Satellite dish galores - the digi-landscape of Cairo
Firstly a background. I have been working directly in and training others in Videojournalism/ IMVJ for the last 16 years. Earlier on, it was a regurgitation to a large extent of television's language, with remnants of cinema.

By 2000, it had shifted. By mid 2000 I was asked to help drive the Press Association's Videojournalism programme. I did the very first one and followed up from journalist and ex-BBC camera Christine Fox.

There, I took video enthusiasts into the grey area of IMVJ; video/ film is design. It's liquid design in the frame, and design in its geography on the page - all of which affect the aesthetic.
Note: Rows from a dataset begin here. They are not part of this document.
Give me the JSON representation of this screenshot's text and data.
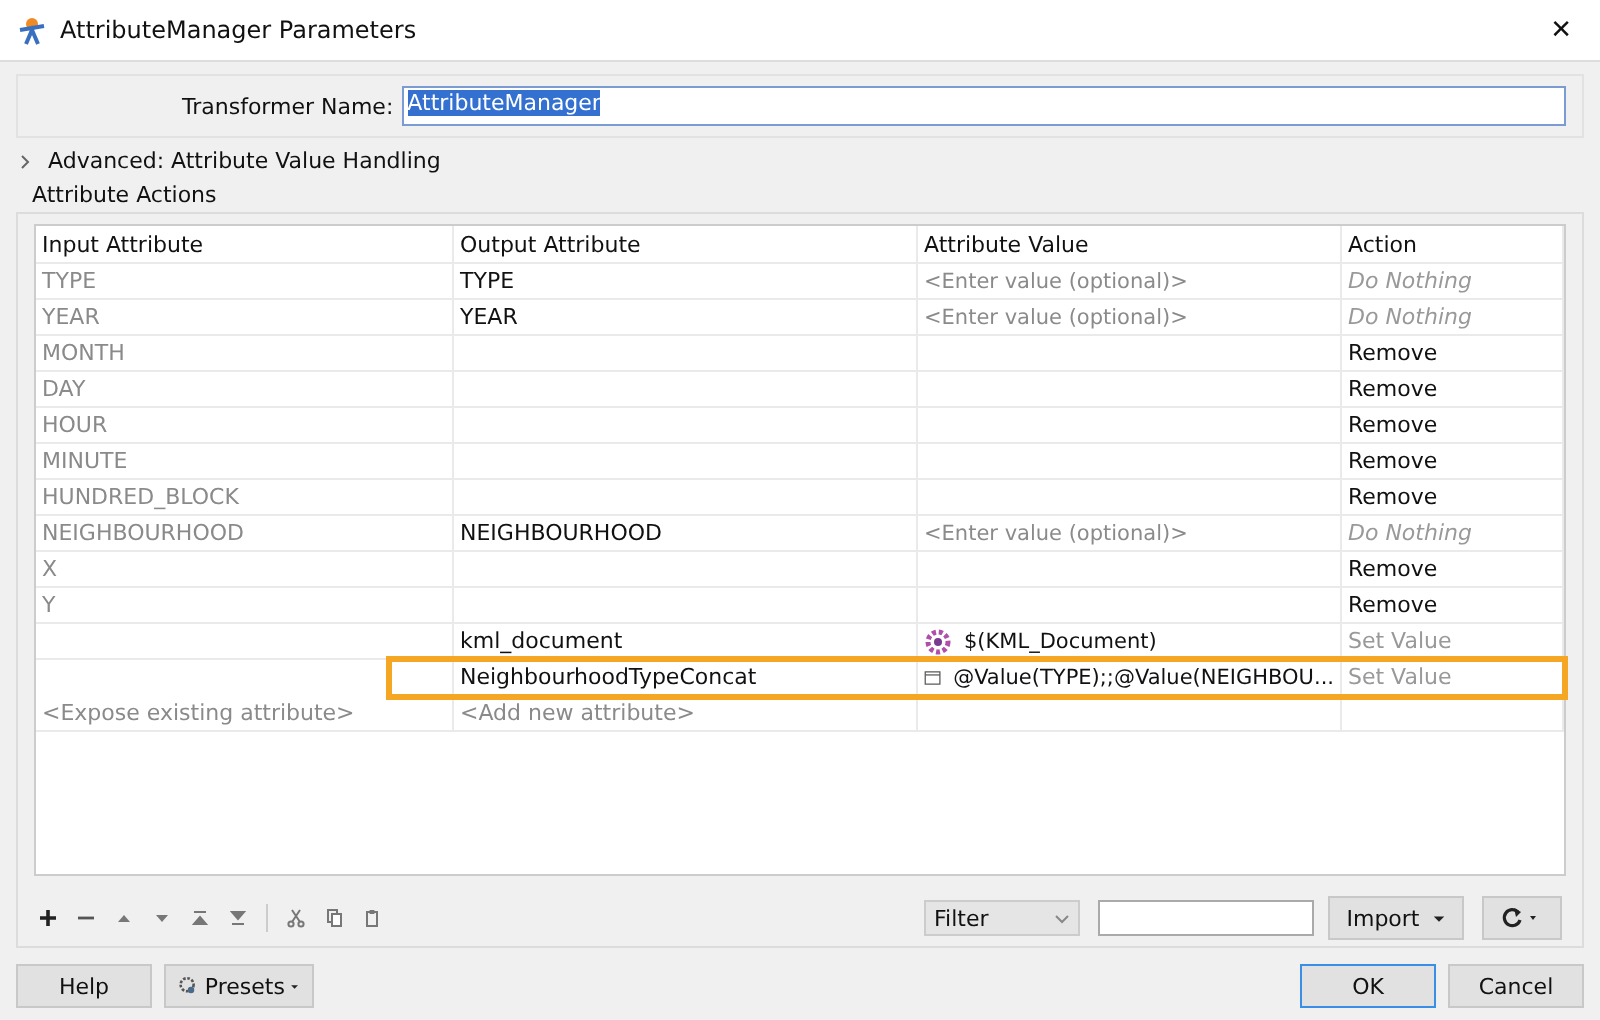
{
  "window": {
    "title": "AttributeManager Parameters",
    "close": "✕"
  },
  "transformer_name": {
    "label": "Transformer Name:",
    "value": "AttributeManager"
  },
  "advanced": {
    "label": "Advanced: Attribute Value Handling",
    "expanded": false
  },
  "group_title": "Attribute Actions",
  "table": {
    "columns": [
      "Input Attribute",
      "Output Attribute",
      "Attribute Value",
      "Action"
    ],
    "rows": [
      {
        "input": "TYPE",
        "output": "TYPE",
        "value": {
          "text": "<Enter value (optional)>",
          "kind": "placeholder"
        },
        "action": {
          "text": "Do Nothing",
          "kind": "none"
        },
        "highlighted": false
      },
      {
        "input": "YEAR",
        "output": "YEAR",
        "value": {
          "text": "<Enter value (optional)>",
          "kind": "placeholder"
        },
        "action": {
          "text": "Do Nothing",
          "kind": "none"
        },
        "highlighted": false
      },
      {
        "input": "MONTH",
        "action": {
          "text": "Remove",
          "kind": "remove"
        },
        "highlighted": false
      },
      {
        "input": "DAY",
        "action": {
          "text": "Remove",
          "kind": "remove"
        },
        "highlighted": false
      },
      {
        "input": "HOUR",
        "action": {
          "text": "Remove",
          "kind": "remove"
        },
        "highlighted": false
      },
      {
        "input": "MINUTE",
        "action": {
          "text": "Remove",
          "kind": "remove"
        },
        "highlighted": false
      },
      {
        "input": "HUNDRED_BLOCK",
        "action": {
          "text": "Remove",
          "kind": "remove"
        },
        "highlighted": false
      },
      {
        "input": "NEIGHBOURHOOD",
        "output": "NEIGHBOURHOOD",
        "value": {
          "text": "<Enter value (optional)>",
          "kind": "placeholder"
        },
        "action": {
          "text": "Do Nothing",
          "kind": "none"
        },
        "highlighted": false
      },
      {
        "input": "X",
        "action": {
          "text": "Remove",
          "kind": "remove"
        },
        "highlighted": false
      },
      {
        "input": "Y",
        "action": {
          "text": "Remove",
          "kind": "remove"
        },
        "highlighted": false
      },
      {
        "output": "kml_document",
        "value": {
          "text": "$(KML_Document)",
          "kind": "parameter"
        },
        "action": {
          "text": "Set Value",
          "kind": "set"
        },
        "highlighted": false
      },
      {
        "output": "NeighbourhoodTypeConcat",
        "value": {
          "text": "@Value(TYPE);;@Value(NEIGHBOU...",
          "kind": "expression"
        },
        "action": {
          "text": "Set Value",
          "kind": "set"
        },
        "highlighted": true
      }
    ],
    "add_row": {
      "input": "<Expose existing attribute>",
      "output": "<Add new attribute>"
    }
  },
  "filter": {
    "value": "Filter"
  },
  "import_button": "Import",
  "buttons": {
    "help": "Help",
    "presets": "Presets",
    "ok": "OK",
    "cancel": "Cancel"
  }
}
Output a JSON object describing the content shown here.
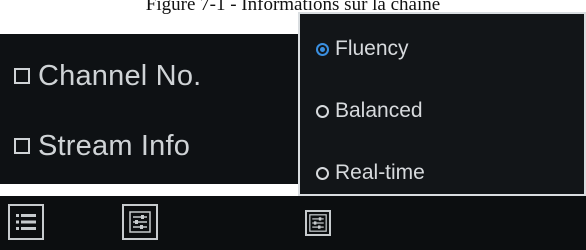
{
  "caption": "Figure 7-1 - Informations sur la chaîne",
  "overlay_panel": {
    "options": [
      {
        "label": "Channel No.",
        "checked": false
      },
      {
        "label": "Stream Info",
        "checked": false
      }
    ]
  },
  "stream_mode_menu": {
    "options": [
      {
        "label": "Fluency",
        "selected": true
      },
      {
        "label": "Balanced",
        "selected": false
      },
      {
        "label": "Real-time",
        "selected": false
      }
    ]
  },
  "toolbar": {
    "buttons": [
      {
        "icon": "list-icon"
      },
      {
        "icon": "sliders-icon"
      },
      {
        "icon": "sliders-icon"
      }
    ]
  },
  "colors": {
    "panel_background": "#0e1114",
    "text": "#cfd3d6",
    "selected_accent": "#3a8fe0"
  }
}
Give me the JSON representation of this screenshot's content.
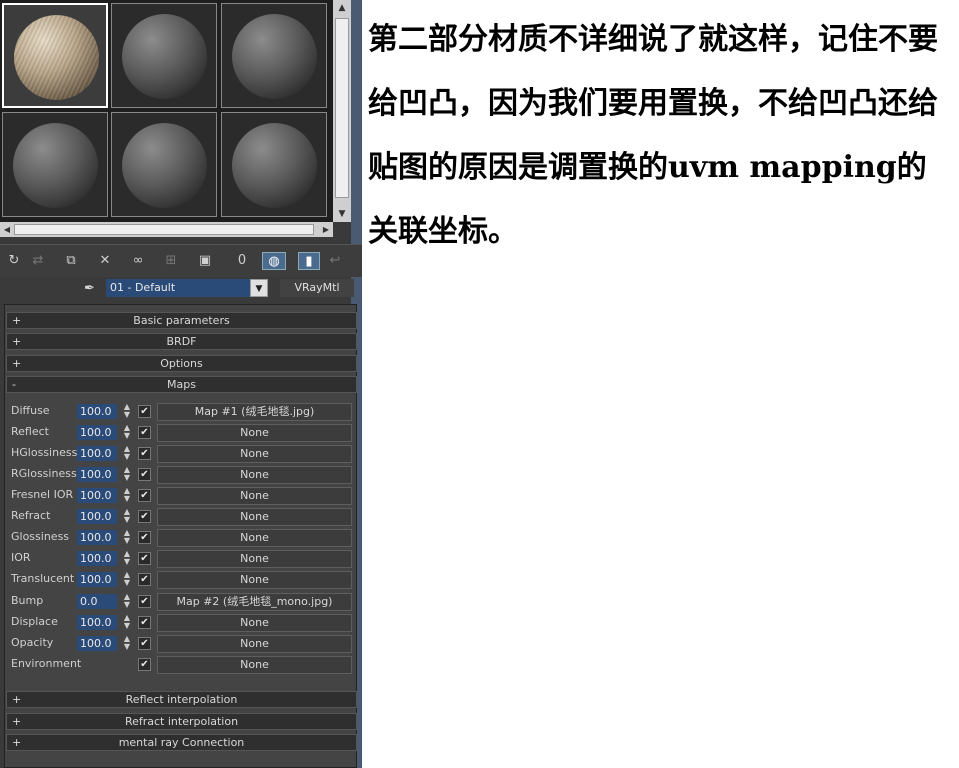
{
  "editor": {
    "material_name": "01 - Default",
    "material_type": "VRayMtl",
    "picker_icon": "eyedropper-icon",
    "toolbar_icons": [
      "get-material-icon",
      "put-material-icon",
      "assign-material-icon",
      "reset-icon",
      "make-unique-icon",
      "put-to-library-icon",
      "material-id-icon",
      "show-map-icon",
      "show-in-viewport-icon",
      "background-icon",
      "sample-type-icon"
    ],
    "rollouts_top": [
      {
        "sign": "+",
        "label": "Basic parameters"
      },
      {
        "sign": "+",
        "label": "BRDF"
      },
      {
        "sign": "+",
        "label": "Options"
      },
      {
        "sign": "-",
        "label": "Maps"
      }
    ],
    "maps": [
      {
        "label": "Diffuse",
        "value": "100.0",
        "checked": "✔",
        "map": "Map #1 (绒毛地毯.jpg)"
      },
      {
        "label": "Reflect",
        "value": "100.0",
        "checked": "✔",
        "map": "None"
      },
      {
        "label": "HGlossiness",
        "value": "100.0",
        "checked": "✔",
        "map": "None"
      },
      {
        "label": "RGlossiness",
        "value": "100.0",
        "checked": "✔",
        "map": "None"
      },
      {
        "label": "Fresnel IOR",
        "value": "100.0",
        "checked": "✔",
        "map": "None"
      },
      {
        "label": "Refract",
        "value": "100.0",
        "checked": "✔",
        "map": "None"
      },
      {
        "label": "Glossiness",
        "value": "100.0",
        "checked": "✔",
        "map": "None"
      },
      {
        "label": "IOR",
        "value": "100.0",
        "checked": "✔",
        "map": "None"
      },
      {
        "label": "Translucent",
        "value": "100.0",
        "checked": "✔",
        "map": "None"
      },
      {
        "label": "Bump",
        "value": "0.0",
        "checked": "✔",
        "map": "Map #2 (绒毛地毯_mono.jpg)"
      },
      {
        "label": "Displace",
        "value": "100.0",
        "checked": "✔",
        "map": "None"
      },
      {
        "label": "Opacity",
        "value": "100.0",
        "checked": "✔",
        "map": "None"
      },
      {
        "label": "Environment",
        "value": "",
        "checked": "✔",
        "map": "None"
      }
    ],
    "rollouts_bottom": [
      {
        "sign": "+",
        "label": "Reflect interpolation"
      },
      {
        "sign": "+",
        "label": "Refract interpolation"
      },
      {
        "sign": "+",
        "label": "mental ray Connection"
      }
    ]
  },
  "note": "第二部分材质不详细说了就这样，记住不要给凹凸，因为我们要用置换，不给凹凸还给贴图的原因是调置换的uvm mapping的关联坐标。"
}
IMVJ just as magazine design looks for space - a rarefied asesthetic loci. The photojournalist interprets this in the still image.

To understand IMVJ is to comprehend the visual static and running image in its many guises.  In my research there are countless entities from videos panoramic vista e.g.

  • Image - and Montage
  • Standup - PTC, Walkies and Static
  • Q&A - seated, mid shots, doc form
  • Expressive video insert - Pictures that animate to video on the page
  • News of Record - What news was built on
  • News as aesthetic - What news aspires but traditionally eschews
  • Features - derived from Newsreels - post 60 mins
  • Docs - countless forms here from Griersonian to Reality (Wife Swap)
  • Cinema or clumsily out vinema

To understand IMVJ requires a transaction where you're ready to speak a new language, which is somehow a cacophony of street slangs and vernaculars from many antecedents.

In English you might say: "How are you?" In Afrikaans English: "Howzit!"

In Cairo - a new generation, already foregrounded in film/ video theory are learning that new language. At times it's been interesting - a replay of hoary chestnut conversations you've heard elsewhere.

Poster-boy pinnup IMVJ Mohammed was challenged by a battle-scared cameraman, with how dare he handle a camera or call himself a cameraman.

Descriptors are often unnecessary; but in this instance, its simple: "No I'm not a camera man I'm an VJ!!

Egypt is a country replete with stories and this skill set picked up and ran with by a new young generation should be a boon for those wanting to express themselves.

My Story
So on the IMVJS first stories (inserts) include: a street vendor, a posh book store, the city's French influence in architecture and how one man's quest to be an actor in Egypt is frustrating him.

From Mohammed, a pioneer; in one month he shot 40 stories, he's brought back stories from the border-conflict regions,and long forms on literature and art.

This is exciting, and deeply moving for me watching the region embrace new technology and new ways of working - that extend beyond TV grammar logic.

More recently having worked in Beirut, and before then in Ghana and South Africa, the wheels of change can be highly problematized.

I'm hoping to build a dedicated site of their work, soon. But this post helps to shed a beam on some extraordinary work taking place behind the main glare of videojournalism, woops IMVJ and for me to, well, write really!